As the time approaches that I intend to partake in (what may seem like a crazy) 9 month stint of reading exclusively books written by women, there is at least something to keep my mind occupied. The movie adaptation of The Hunger Games has hit our screens.
For those of you who haven’t been hit with Hunger Games Fever, a short summary:
Katniss Everdeen is 17. She lives in district 12 (of 12) in a world that is hungry. After a violent war that destroyed district 13, a new law was imposed, bringing about ‘The Hunger Games.’ A reality TV show, set up to remind the teenage population of the random cruelty of life; The Hunger Games will make you famous, rich, your family will be safe and have food and resources for life, or it will kill you.
Twenty-four teenagers, between 13 and 18, a girl and boy from each district, are thrown into an arena with only the innate skills they own and what the producers provide. They then must battle it out to survive, against each other and against anything the producers throw into the arena.
It’s kind of like Battle Royale, censored.
The Hunger Games is everywhere. It’s got posters all over the tubes, promotions all over the book shops, reviews in the newspapers and the internet. It’s been called ‘the new Twilight.’ People keep asking me why.
Dystopia for younger readers has been done before but not to the popular extent that The Hunger Games has managed. Lord of the Flies for example is often studied during the early teenage years and this year Blood Red Road by Moira Young won the Costa Book Award (Children’s Category.) However, The Hunger Games has such a wonderful balance between the dystopian feel of Adult Fictions such as 1984, The Road, Brave New World, Day of the Triffids and the things that young adults still want from a novel: gore, romance, trills and most of all a sense of collectivity, The Hunger Games is only rightly compared to Twilight in that it has broken into the Cult teen book world.
I dislike Twilight, though I haven’t read them (yet), so I can’t complain with that much vigour. However, it doesn’t adhere to vampire folklore, and that gets on my nerves; The Hunger Games doesn’t have this problem. Dystopia is so wonderful because it allows the author to set it in any world they like, wherever their imagination may take them.
Suzanne Collins is a brilliant example of an author who has managed to tap into one of the few fields where, generally, women excel: Children’s fiction.
J.K.Rowling, Jill Murphy, Stephanie Meyer, Julia Donaldson, Jaqueline Wilson, Beatrix Potter, Louisa Rennison, names that fill the Children’s and Teen sections in bookshops. Cynics would say that this is due to a woman’s connection with children, or that it’s an easier market to break into, but as someone who has worked with children let me state this: children are the most honest critics.
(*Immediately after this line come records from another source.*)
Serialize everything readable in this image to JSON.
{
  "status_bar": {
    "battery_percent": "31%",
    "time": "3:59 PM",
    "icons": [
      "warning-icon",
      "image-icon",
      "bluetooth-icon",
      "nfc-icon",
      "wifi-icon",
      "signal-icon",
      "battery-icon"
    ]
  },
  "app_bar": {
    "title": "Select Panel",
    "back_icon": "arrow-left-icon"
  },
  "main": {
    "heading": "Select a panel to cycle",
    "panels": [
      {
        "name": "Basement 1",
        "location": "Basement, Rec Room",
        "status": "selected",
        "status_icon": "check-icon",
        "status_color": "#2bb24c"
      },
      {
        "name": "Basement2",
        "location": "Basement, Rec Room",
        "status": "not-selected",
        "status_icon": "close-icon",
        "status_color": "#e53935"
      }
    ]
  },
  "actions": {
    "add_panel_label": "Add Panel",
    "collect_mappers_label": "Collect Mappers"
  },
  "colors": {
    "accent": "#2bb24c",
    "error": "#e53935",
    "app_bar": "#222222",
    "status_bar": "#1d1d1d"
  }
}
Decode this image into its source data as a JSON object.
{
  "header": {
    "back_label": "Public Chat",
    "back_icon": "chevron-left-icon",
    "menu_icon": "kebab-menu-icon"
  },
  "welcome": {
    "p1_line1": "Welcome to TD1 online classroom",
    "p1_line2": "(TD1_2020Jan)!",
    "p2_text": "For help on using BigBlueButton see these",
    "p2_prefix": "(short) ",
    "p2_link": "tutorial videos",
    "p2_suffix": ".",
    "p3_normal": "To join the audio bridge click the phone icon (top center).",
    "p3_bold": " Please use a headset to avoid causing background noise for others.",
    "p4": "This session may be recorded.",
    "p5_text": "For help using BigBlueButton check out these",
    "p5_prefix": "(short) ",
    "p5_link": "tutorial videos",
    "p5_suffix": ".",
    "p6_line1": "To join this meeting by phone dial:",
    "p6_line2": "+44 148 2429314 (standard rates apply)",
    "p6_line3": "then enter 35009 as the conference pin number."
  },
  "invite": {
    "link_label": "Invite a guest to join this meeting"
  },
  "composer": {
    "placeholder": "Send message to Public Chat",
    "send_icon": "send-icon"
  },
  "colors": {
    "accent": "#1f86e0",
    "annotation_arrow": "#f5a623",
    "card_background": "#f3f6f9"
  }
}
If they don’t like it, they’ll say; they don’t need a reason, ‘I just don’t like it.’ Just one of the many reasons why I love Harry Potter so…but we’ll come onto that soon…So please don’t think I wont be dipping my feet into children’s literature too, because believe me, it’s on the list.
5 days to go.